to sort first . In this case You can save the calculation result and just add and subtract based on it.

Another piece of information is that you can use a certain number in the array without restriction. This operation will be very convenient after sorting. Start counting the possibilities of each combination directly from the smallest number.

The rest of the problem-solving framework is similar to the previous one. We write the code as follows:

var combinationSum = function (candidates, target) { candidates.sort((a, b) => a-b) const ret = [] const _helper = (start, sum, arr) => { if (sum> target) {//Because it is sorted, the sum will only be bigger next return } if (sum === target) {//just found ret.push([...arr]) return } for (let i = start; i <candidates.length; i++) { sum += candidates[i]//sum is the calculation result arr.push(candidates[i])//arr stores a temporary set _helper(i, sum, arr)//Note that the first parameter does not have +1, because it needs to be used infinitely sum -= candidates[i] arr.pop() } } _helper(0, 0, []) return ret };

There are two recursive end conditions. If it is greater than that, the current layer of recursion is ended. After the end `sum -= candidates[i]`

, `candidates[i]`

the non-compliant or used value is subtracted , and then it pops up `candidates[i]`

and enters the next loop.

In fact, the idea of solving the problem is the same as that of the previous question, except that there are some more restrictions on the problem.

We have not analyzed the complexity of the backtracking algorithm yet, here is a brief explanation. In fact, it is not difficult to find from the previous topic that the complexity of the backtracking algorithm is very high. For example `17`

, if you enter `5`

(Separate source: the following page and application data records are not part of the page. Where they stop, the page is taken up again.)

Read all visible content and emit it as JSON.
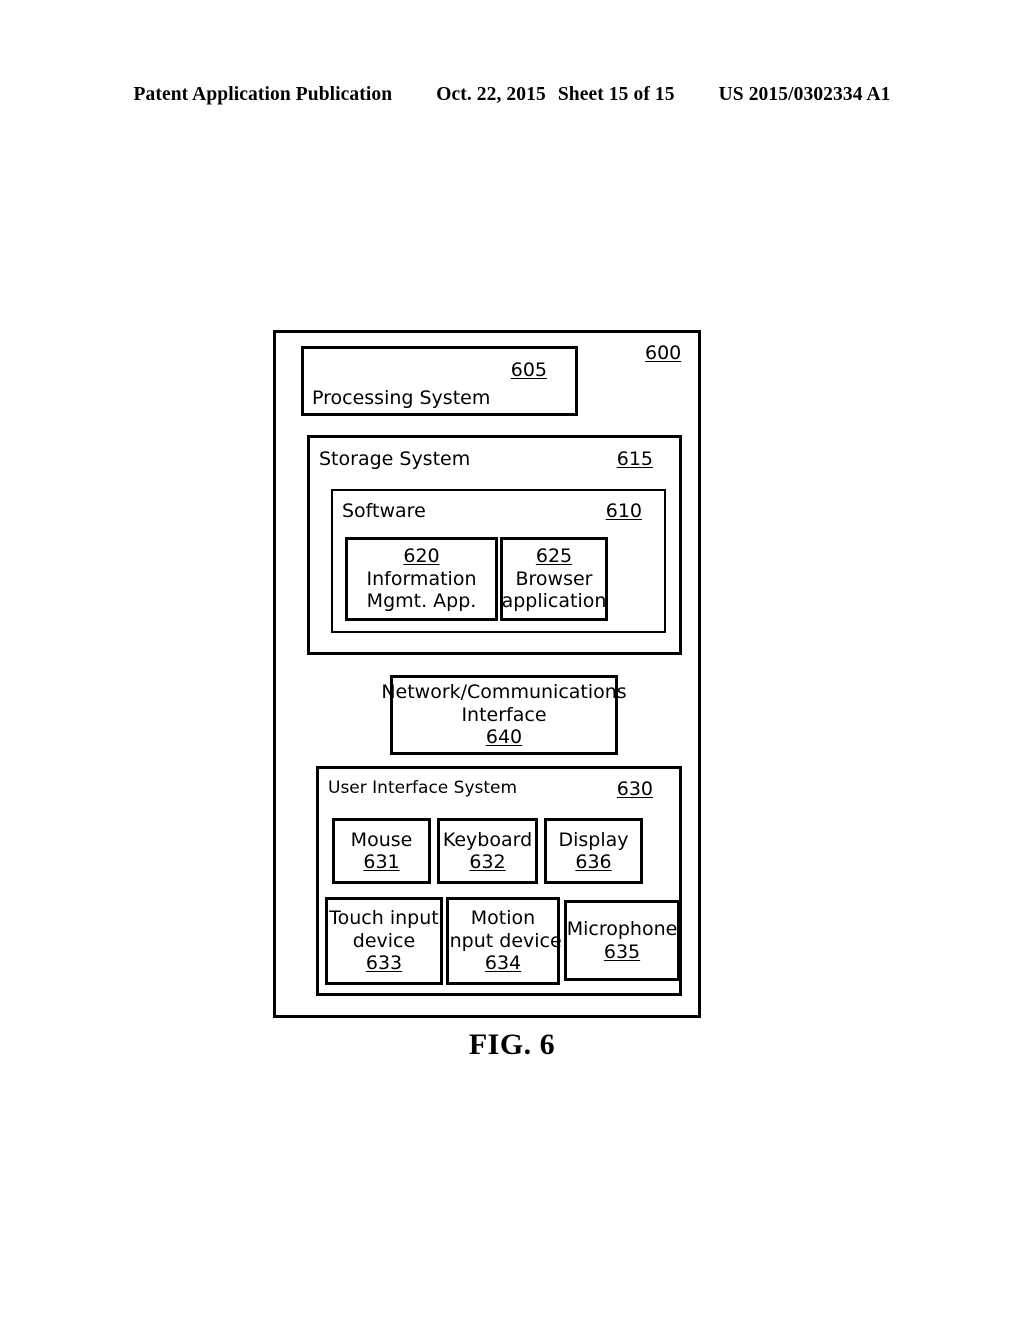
{
  "header": {
    "publication": "Patent Application Publication",
    "date": "Oct. 22, 2015",
    "sheet": "Sheet 15 of 15",
    "docnum": "US 2015/0302334 A1"
  },
  "figure": {
    "caption": "FIG. 6",
    "system_ref": "600",
    "blocks": {
      "processing_system": {
        "label": "Processing System",
        "ref": "605"
      },
      "storage_system": {
        "label": "Storage System",
        "ref": "615"
      },
      "software": {
        "label": "Software",
        "ref": "610"
      },
      "info_mgmt_app": {
        "ref": "620",
        "line1": "Information",
        "line2": "Mgmt. App."
      },
      "browser_app": {
        "ref": "625",
        "line1": "Browser",
        "line2": "application"
      },
      "network_interface": {
        "line1": "Network/Communications",
        "line2": "Interface",
        "ref": "640"
      },
      "ui_system": {
        "label": "User Interface System",
        "ref": "630"
      },
      "mouse": {
        "line1": "Mouse",
        "ref": "631"
      },
      "keyboard": {
        "line1": "Keyboard",
        "ref": "632"
      },
      "display": {
        "line1": "Display",
        "ref": "636"
      },
      "touch_input": {
        "line1": "Touch input",
        "line2": "device",
        "ref": "633"
      },
      "motion_input": {
        "line1": "Motion",
        "line2": "input device",
        "ref": "634"
      },
      "microphone": {
        "line1": "Microphone",
        "ref": "635"
      }
    }
  },
  "colors": {
    "ink": "#000000",
    "paper": "#ffffff"
  }
}
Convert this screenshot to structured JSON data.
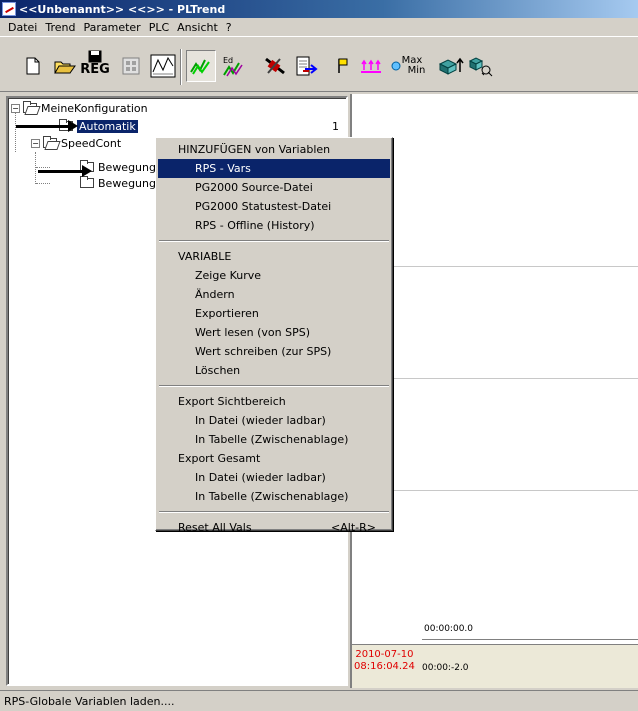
{
  "window": {
    "title": "<<Unbenannt>> <<>> - PLTrend"
  },
  "menubar": {
    "items": [
      "Datei",
      "Trend",
      "Parameter",
      "PLC",
      "Ansicht",
      "?"
    ]
  },
  "toolbar": {
    "reg_label": "REG",
    "max_label": "Max",
    "min_label": "Min",
    "icons": [
      "new-icon",
      "open-icon",
      "save-reg-icon",
      "config-icon",
      "trend-view-icon",
      "trend-active-icon",
      "edit-trend-icon",
      "plc-connect-icon",
      "export-icon",
      "flag-icon",
      "scale-icon",
      "max-min-icon",
      "zoom-icon",
      "zoom-fit-icon"
    ]
  },
  "tree": {
    "root": "MeineKonfiguration",
    "items": [
      {
        "label": "Automatik",
        "count": "1"
      },
      {
        "label": "SpeedCont"
      },
      {
        "label": "Bewegung"
      },
      {
        "label": "Bewegung"
      }
    ]
  },
  "chart": {
    "time_top": "00:00:00.0",
    "time_bottom": "00:00:-2.0",
    "date": "2010-07-10",
    "time": "08:16:04.24"
  },
  "context_menu": {
    "section_add": "HINZUFÜGEN von Variablen",
    "add_items": [
      "RPS - Vars",
      "PG2000 Source-Datei",
      "PG2000 Statustest-Datei",
      "RPS - Offline (History)"
    ],
    "section_variable": "VARIABLE",
    "variable_items": [
      "Zeige Kurve",
      "Ändern",
      "Exportieren",
      "Wert lesen (von SPS)",
      "Wert schreiben (zur SPS)",
      "Löschen"
    ],
    "section_export_view": "Export Sichtbereich",
    "export_view_items": [
      "In Datei (wieder ladbar)",
      "In Tabelle (Zwischenablage)"
    ],
    "section_export_all": "Export Gesamt",
    "export_all_items": [
      "In Datei (wieder ladbar)",
      "In Tabelle (Zwischenablage)"
    ],
    "reset": "Reset All Vals",
    "reset_shortcut": "<Alt-R>"
  },
  "statusbar": {
    "text": "RPS-Globale Variablen laden...."
  },
  "colors": {
    "selection": "#0a246a",
    "date_text": "#e00000",
    "chrome": "#d4d0c8"
  }
}
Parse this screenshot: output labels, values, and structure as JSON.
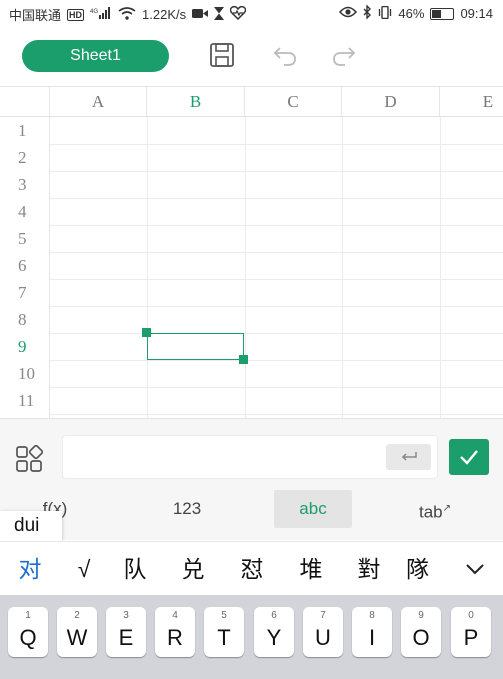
{
  "status_bar": {
    "carrier": "中国联通",
    "hd": "HD",
    "network": "4G",
    "speed": "1.22K/s",
    "battery": "46%",
    "time": "09:14"
  },
  "toolbar": {
    "sheet_label": "Sheet1",
    "icons": [
      "save-icon",
      "undo-icon",
      "redo-icon"
    ]
  },
  "grid": {
    "columns": [
      "A",
      "B",
      "C",
      "D",
      "E"
    ],
    "rows": [
      "1",
      "2",
      "3",
      "4",
      "5",
      "6",
      "7",
      "8",
      "9",
      "10",
      "11"
    ],
    "active_column": "B",
    "active_row": "9",
    "selected_cell": "B9"
  },
  "input_bar": {
    "value": "",
    "enter_icon": "return-icon",
    "confirm_icon": "check-icon"
  },
  "input_modes": {
    "items": [
      "f(x)",
      "123",
      "abc",
      "tab"
    ],
    "active": "abc"
  },
  "ime": {
    "pinyin": "dui",
    "candidates": [
      "对",
      "√",
      "队",
      "兑",
      "怼",
      "堆",
      "對",
      "隊"
    ]
  },
  "keyboard": {
    "row1": [
      {
        "num": "1",
        "letter": "Q"
      },
      {
        "num": "2",
        "letter": "W"
      },
      {
        "num": "3",
        "letter": "E"
      },
      {
        "num": "4",
        "letter": "R"
      },
      {
        "num": "5",
        "letter": "T"
      },
      {
        "num": "6",
        "letter": "Y"
      },
      {
        "num": "7",
        "letter": "U"
      },
      {
        "num": "8",
        "letter": "I"
      },
      {
        "num": "9",
        "letter": "O"
      },
      {
        "num": "0",
        "letter": "P"
      }
    ]
  },
  "colors": {
    "accent": "#1c9d6c",
    "candidate_highlight": "#1a6fd0"
  }
}
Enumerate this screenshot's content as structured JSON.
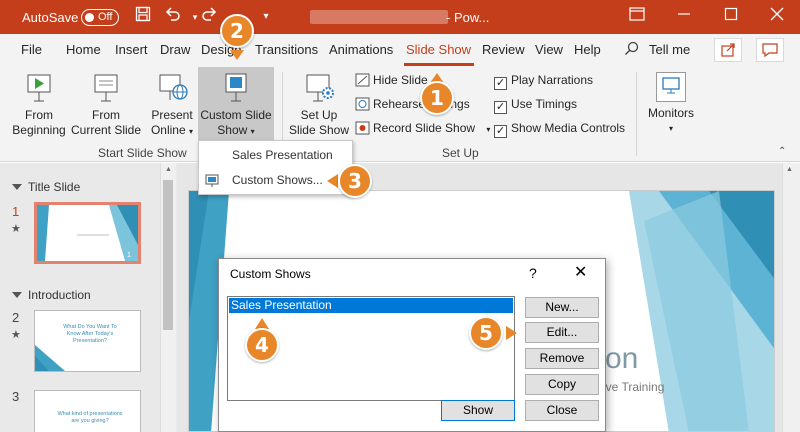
{
  "titlebar": {
    "autosave_label": "AutoSave",
    "autosave_state": "Off",
    "app_suffix": "- Pow...",
    "icons": [
      "save-icon",
      "undo-icon",
      "redo-icon",
      "customize-toolbar-icon",
      "restore-window-icon",
      "minimize-icon",
      "maximize-icon",
      "close-icon"
    ]
  },
  "menu": {
    "tabs": [
      "File",
      "Home",
      "Insert",
      "Draw",
      "Design",
      "Transitions",
      "Animations",
      "Slide Show",
      "Review",
      "View",
      "Help"
    ],
    "active_tab": "Slide Show",
    "tell_me": "Tell me"
  },
  "ribbon": {
    "from_beginning": [
      "From",
      "Beginning"
    ],
    "from_current": [
      "From",
      "Current Slide"
    ],
    "present_online": [
      "Present",
      "Online"
    ],
    "custom_show": [
      "Custom Slide",
      "Show"
    ],
    "set_up_show": [
      "Set Up",
      "Slide Show"
    ],
    "hide_slide": "Hide Slide",
    "rehearse_timings": "Rehearse Timings",
    "record_slide_show": "Record Slide Show",
    "play_narrations": "Play Narrations",
    "use_timings": "Use Timings",
    "show_media_controls": "Show Media Controls",
    "monitors": "Monitors",
    "group_start": "Start Slide Show",
    "group_setup": "Set Up"
  },
  "dropdown": {
    "items": [
      "Sales Presentation",
      "Custom Shows..."
    ]
  },
  "slides_pane": {
    "sections": [
      "Title Slide",
      "Introduction"
    ],
    "slides": [
      {
        "num": "1",
        "star": "★",
        "text": ""
      },
      {
        "num": "2",
        "star": "★",
        "text": "What Do You Want To Know After Today's Presentation?"
      },
      {
        "num": "3",
        "star": "",
        "text": "What kind of presentations are you giving?"
      }
    ]
  },
  "slide": {
    "title_fragment": "tion",
    "subtitle_fragment": "ive Training"
  },
  "dialog": {
    "title": "Custom Shows",
    "help": "?",
    "close": "✕",
    "list_items": [
      "Sales Presentation"
    ],
    "buttons": {
      "new": "New...",
      "edit": "Edit...",
      "remove": "Remove",
      "copy": "Copy",
      "show": "Show",
      "close": "Close"
    }
  },
  "callouts": [
    "1",
    "2",
    "3",
    "4",
    "5"
  ],
  "colors": {
    "accent": "#c43e1c",
    "callout": "#e8862a",
    "selection": "#0078d7",
    "slide_teal": "#3fa1c4"
  }
}
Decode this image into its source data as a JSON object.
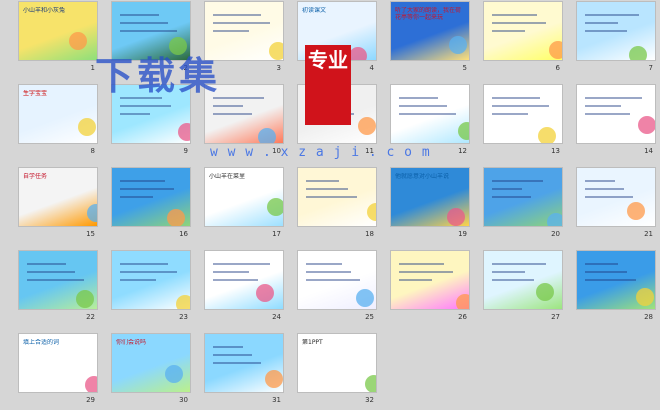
{
  "view": "slide-sorter",
  "slides": [
    {
      "n": "1",
      "text": "小山羊和小灰兔"
    },
    {
      "n": "2",
      "text": ""
    },
    {
      "n": "3",
      "text": ""
    },
    {
      "n": "4",
      "text": "初读课文"
    },
    {
      "n": "5",
      "text": "听了大家的朗读，我在荷花亭等你一起来玩"
    },
    {
      "n": "6",
      "text": ""
    },
    {
      "n": "7",
      "text": ""
    },
    {
      "n": "8",
      "text": "生字宝宝"
    },
    {
      "n": "9",
      "text": ""
    },
    {
      "n": "10",
      "text": ""
    },
    {
      "n": "11",
      "text": ""
    },
    {
      "n": "12",
      "text": ""
    },
    {
      "n": "13",
      "text": ""
    },
    {
      "n": "14",
      "text": ""
    },
    {
      "n": "15",
      "text": "自学任务"
    },
    {
      "n": "16",
      "text": ""
    },
    {
      "n": "17",
      "text": "小山羊在菜里"
    },
    {
      "n": "18",
      "text": ""
    },
    {
      "n": "19",
      "text": "他就愿意对小山羊说"
    },
    {
      "n": "20",
      "text": ""
    },
    {
      "n": "21",
      "text": ""
    },
    {
      "n": "22",
      "text": ""
    },
    {
      "n": "23",
      "text": ""
    },
    {
      "n": "24",
      "text": ""
    },
    {
      "n": "25",
      "text": ""
    },
    {
      "n": "26",
      "text": ""
    },
    {
      "n": "27",
      "text": ""
    },
    {
      "n": "28",
      "text": ""
    },
    {
      "n": "29",
      "text": "填上合适的词"
    },
    {
      "n": "30",
      "text": "你们会说吗"
    },
    {
      "n": "31",
      "text": ""
    },
    {
      "n": "32",
      "text": "第1PPT"
    }
  ],
  "watermark": {
    "big": "下载集",
    "seal": "专业",
    "url": "w w w . x z a j i . c o m"
  }
}
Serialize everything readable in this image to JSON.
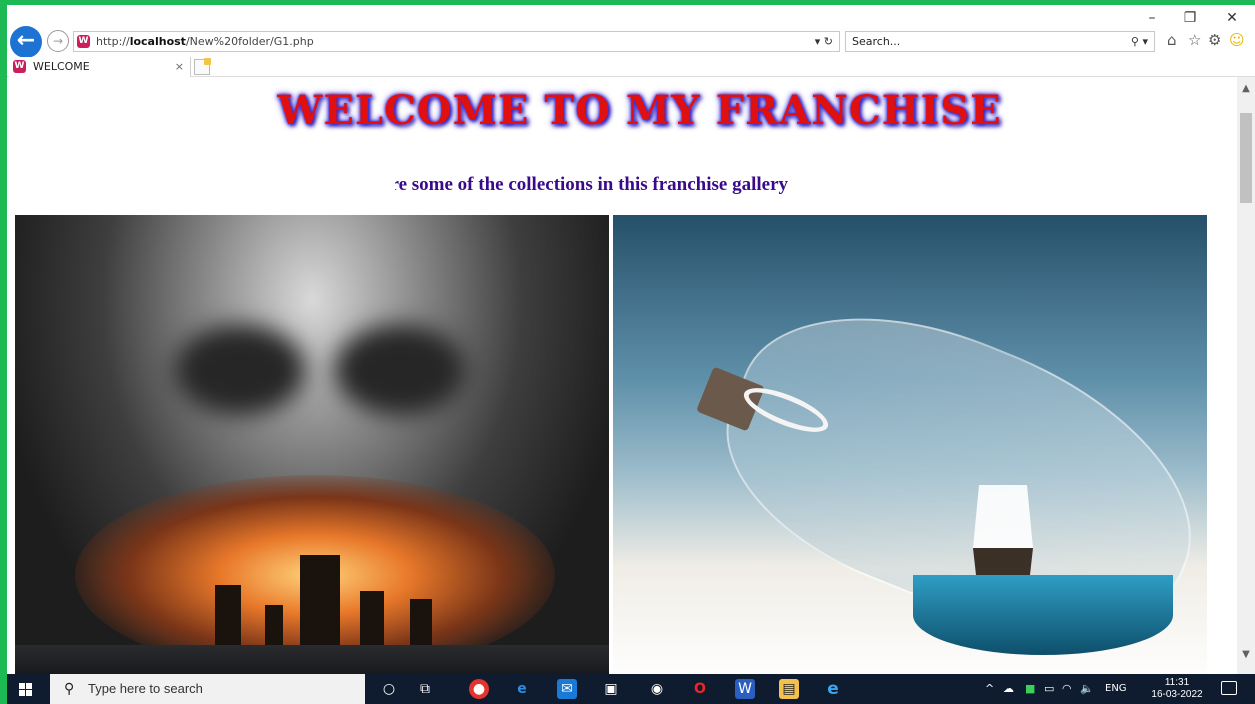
{
  "browser": {
    "window_controls": {
      "minimize": "–",
      "restore": "❐",
      "close": "✕"
    },
    "address": {
      "url_prefix": "http://",
      "url_host": "localhost",
      "url_path": "/New%20folder/G1.php",
      "tools": "▾ ↻"
    },
    "search": {
      "placeholder": "Search...",
      "icon": "⚲ ▾"
    },
    "toolbar_icons": [
      "home-icon",
      "star-icon",
      "gear-icon",
      "smiley-icon"
    ],
    "tab": {
      "title": "WELCOME",
      "close": "×"
    },
    "site_icon_letter": "W"
  },
  "page": {
    "title": "WELCOME TO MY FRANCHISE",
    "subtitle": "are some of the collections in this franchise gallery",
    "images": [
      {
        "name": "pirate-skull-fleet-image",
        "desc_icon": "image"
      },
      {
        "name": "ship-in-bottle-image",
        "desc_icon": "image"
      }
    ]
  },
  "taskbar": {
    "search_placeholder": "Type here to search",
    "tray": {
      "lang": "ENG",
      "time": "11:31",
      "date": "16-03-2022"
    },
    "colors": {
      "background": "#0f1b2e"
    }
  }
}
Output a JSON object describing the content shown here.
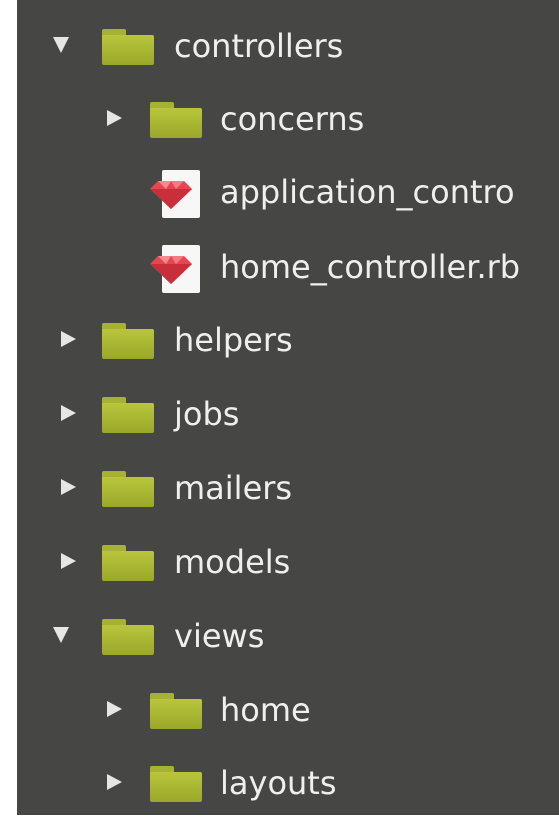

a number, then the node at the bottom level of the final execution tree expansion is `3 * 3 * 3 * 3 * 3`

one, and this data scale is exponential `O(2ⁿ)`

. Therefore, when processing big data, backtracking has very high requirements for computer computing performance, and the backtracking algorithm also has its own pruning operation to reduce the amount of unnecessary calculations.

The topic of backtracking algorithm is very broad, and the remaining several types of questions will be explained in the next chapter.

Reference: https://cloud.tencent.com/developer/article/1754431 Frontend Data Structure and Algorithm (13): 01 The Art of Execution-Backtracking Algorithm (Part 1)-Cloud + Community-Tencent Cloud